Door leaves of mosque returned to Turkey
The leaves of the minbar door in the Aksaray Ulu Mosque, which had been missing for 15 years, were brought to Turkey.The Turkish Culture and Tourism Ministry has overseen the return of the Aksaray Ulu Mosque door leaves, which have been sought by Interpol since 1998.
According to a written statement made by the ministry, the leaves of the minbar door in the Aksaray Ulu Mosque, which had been missing for 15 years, were brought to Turkey with a secret operation as a result of the insistence of the minister Ömer Çelik, using the support of diplomatic relations and legal rights.
The ministry did not reveal the name of the country from which the door leaves had been returned, in order to avoid damaging efforts for the return of other works from the same country.
After the return process, experts carried out examinations to determine the originality of the door leaves. It was reported after the examination that the leaves were definitely those belonging to the Aksaray Ulu Mosque minbar door, and the historic items were taken under the protection of the Ankara Ethnography Museum last month.
The leaves of the minbar door were removed in 1998 and had been searched for by Interpol ever since. Experts commented on why the door leaves had not been found for many years, saying that smugglers caused the public opinion to forget about the artworks.

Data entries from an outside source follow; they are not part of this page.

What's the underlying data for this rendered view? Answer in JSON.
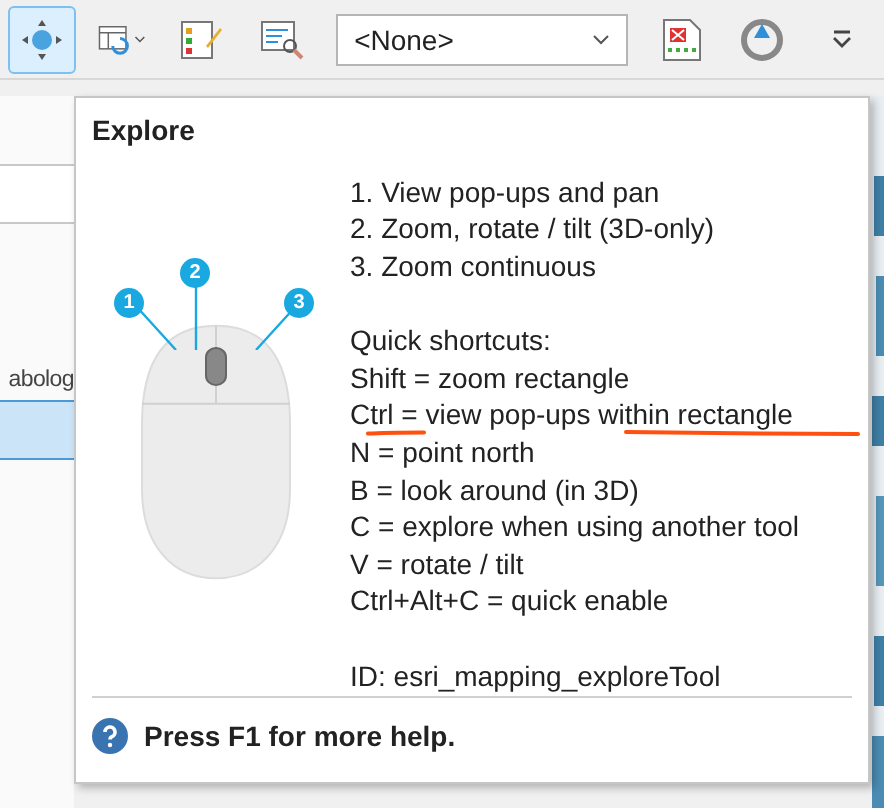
{
  "toolbar": {
    "tools": [
      {
        "kind": "explore",
        "selected": true
      },
      {
        "kind": "layout",
        "selected": false
      },
      {
        "kind": "edit",
        "selected": false
      },
      {
        "kind": "inspect",
        "selected": false
      }
    ],
    "dropdown": {
      "value": "<None>"
    }
  },
  "side_panel": {
    "row_label": "abolog",
    "selected_row": true
  },
  "tooltip": {
    "title": "Explore",
    "callouts": [
      "1",
      "2",
      "3"
    ],
    "actions": [
      "1. View pop-ups and pan",
      "2. Zoom, rotate / tilt (3D-only)",
      "3. Zoom continuous"
    ],
    "shortcuts_heading": "Quick shortcuts:",
    "shortcuts": [
      "Shift = zoom rectangle",
      "Ctrl = view pop-ups within rectangle",
      "N = point north",
      "B = look around (in 3D)",
      "C = explore when using another tool",
      "V = rotate / tilt",
      "Ctrl+Alt+C = quick enable"
    ],
    "id": "ID: esri_mapping_exploreTool",
    "footer": "Press F1 for more help."
  }
}
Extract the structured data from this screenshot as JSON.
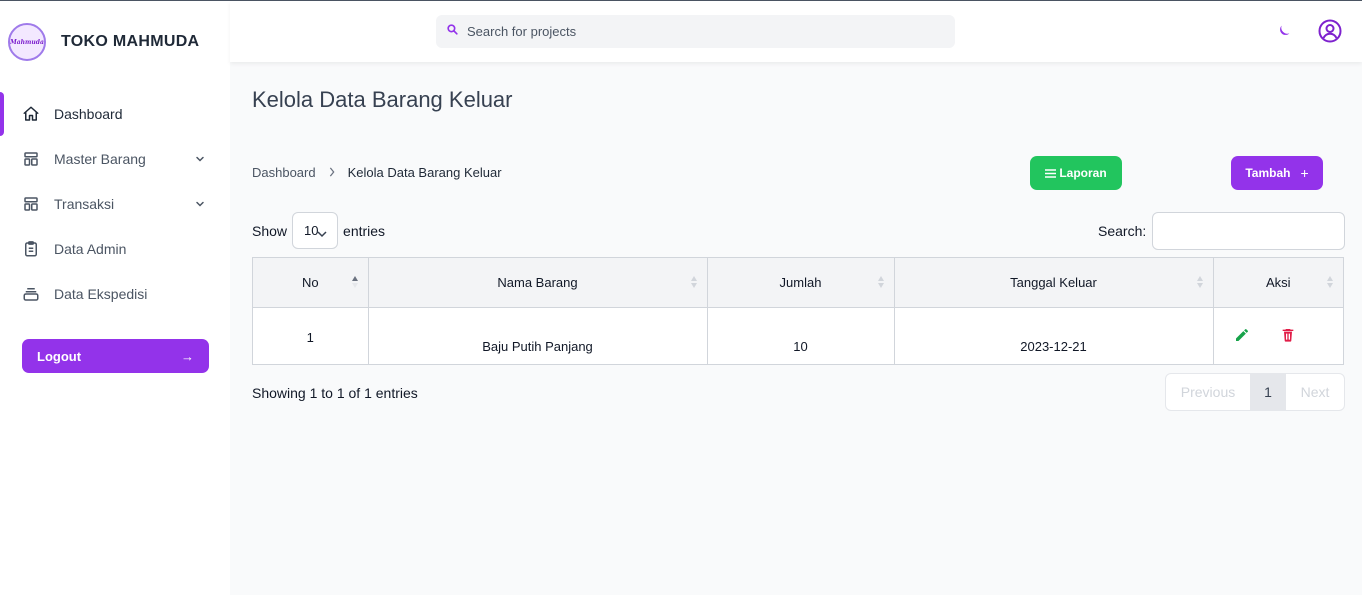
{
  "brand": {
    "logo_text": "Mahmuda",
    "name": "TOKO MAHMUDA"
  },
  "header": {
    "search_placeholder": "Search for projects"
  },
  "sidebar": {
    "items": [
      {
        "label": "Dashboard",
        "icon": "home-icon",
        "active": true
      },
      {
        "label": "Master Barang",
        "icon": "template-icon",
        "expandable": true
      },
      {
        "label": "Transaksi",
        "icon": "template-icon",
        "expandable": true
      },
      {
        "label": "Data Admin",
        "icon": "clipboard-icon"
      },
      {
        "label": "Data Ekspedisi",
        "icon": "archive-icon"
      }
    ],
    "logout_label": "Logout",
    "logout_arrow": "→"
  },
  "main": {
    "title": "Kelola Data Barang Keluar",
    "breadcrumb": {
      "home": "Dashboard",
      "current": "Kelola Data Barang Keluar"
    },
    "laporan_label": "Laporan",
    "tambah_label": "Tambah",
    "tambah_icon": "+"
  },
  "table_controls": {
    "show_label": "Show",
    "entries_value": "10",
    "entries_label": "entries",
    "search_label": "Search:"
  },
  "table": {
    "columns": [
      "No",
      "Nama Barang",
      "Jumlah",
      "Tanggal Keluar",
      "Aksi"
    ],
    "rows": [
      {
        "no": "1",
        "nama_barang": "Baju Putih Panjang",
        "jumlah": "10",
        "tanggal_keluar": "2023-12-21"
      }
    ]
  },
  "footer": {
    "showing": "Showing 1 to 1 of 1 entries",
    "previous": "Previous",
    "page": "1",
    "next": "Next"
  },
  "colors": {
    "primary": "#9333ea",
    "success": "#22c55e",
    "edit": "#16a34a",
    "delete": "#e11d48"
  }
}
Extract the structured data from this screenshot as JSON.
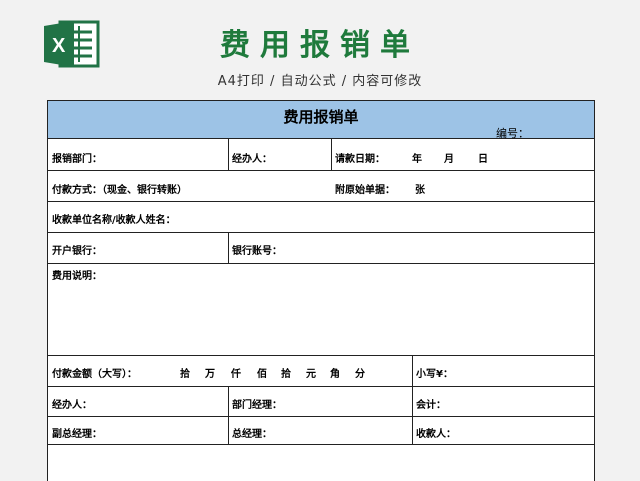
{
  "banner": {
    "title": "费用报销单",
    "subtitle": "A4打印 / 自动公式 / 内容可修改",
    "logo_icon": "excel-icon"
  },
  "form": {
    "title": "费用报销单",
    "serial_label": "编号：",
    "rows": {
      "dept_label": "报销部门：",
      "handler_label": "经办人：",
      "date_label": "请款日期：",
      "date_year": "年",
      "date_month": "月",
      "date_day": "日",
      "pay_method_label": "付款方式：（现金、银行转账）",
      "attachments_label": "附原始单据：",
      "attachments_unit": "张",
      "payee_label": "收款单位名称/收款人姓名：",
      "bank_label": "开户银行：",
      "account_label": "银行账号：",
      "desc_label": "费用说明：",
      "amount_label": "付款金额（大写）：",
      "amount_units": [
        "拾",
        "万",
        "仟",
        "佰",
        "拾",
        "元",
        "角",
        "分"
      ],
      "subtotal_label": "小写¥：",
      "handler2_label": "经办人：",
      "dept_manager_label": "部门经理：",
      "accountant_label": "会计：",
      "vice_gm_label": "副总经理：",
      "gm_label": "总经理：",
      "receiver_label": "收款人："
    }
  },
  "colors": {
    "header_fill": "#9dc3e6",
    "banner_green": "#1f7a3c",
    "excel_green": "#217346"
  }
}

Çelik was quoted in the statement saying that works would continue with determination. He said that Turkey had been home to many civilizations throughout the history and had a rooted inheritance.
“The foundation of many civilizations had been laid on the land of Anatolia since the ancient ages. This is why we have a rich history in all corners of Anatolia. We encounter this richness during archaeological excavations or in centuries-old buildings. Some of our artworks have been on display and add value to our country. We can see them in a remote village or in the best known places like the Topkapı Palace. The minbar door leaves of the Ulu Mosque, one of the oldest mosques in Aksaray, are one of the unique items inherited by us from our ancestors,” Çelik said.
Çelik said that they were deeply affected by smuggling events in sacred places like mosques, adding, “Research for the leaves had continued for 15 years in Turkey and abroad. On the door leaves, which are made of ebony and are a great example of Seljuk period woodworking, it is written al-fatehah and ihlas surah as well as the 256th verse of the Baccarat surah and Ayetel Kürsi. Aksaray Ulu Mosque has been under restoration recently and the return of the leaves is a big source of happiness for us.
Ulu Mosque, which is located on a hill in the central Anatolian province of Aksaray, was built by the architect Mehmet Firuz Bey on the order of Karamanoğlu Mehmet Bey, between 1408 and 1409. The most important feature of the mosque is its minbar, a great artwork of the Seljuk woodworking. It is thought that the minbar was taken from another mosque, which does not exist today.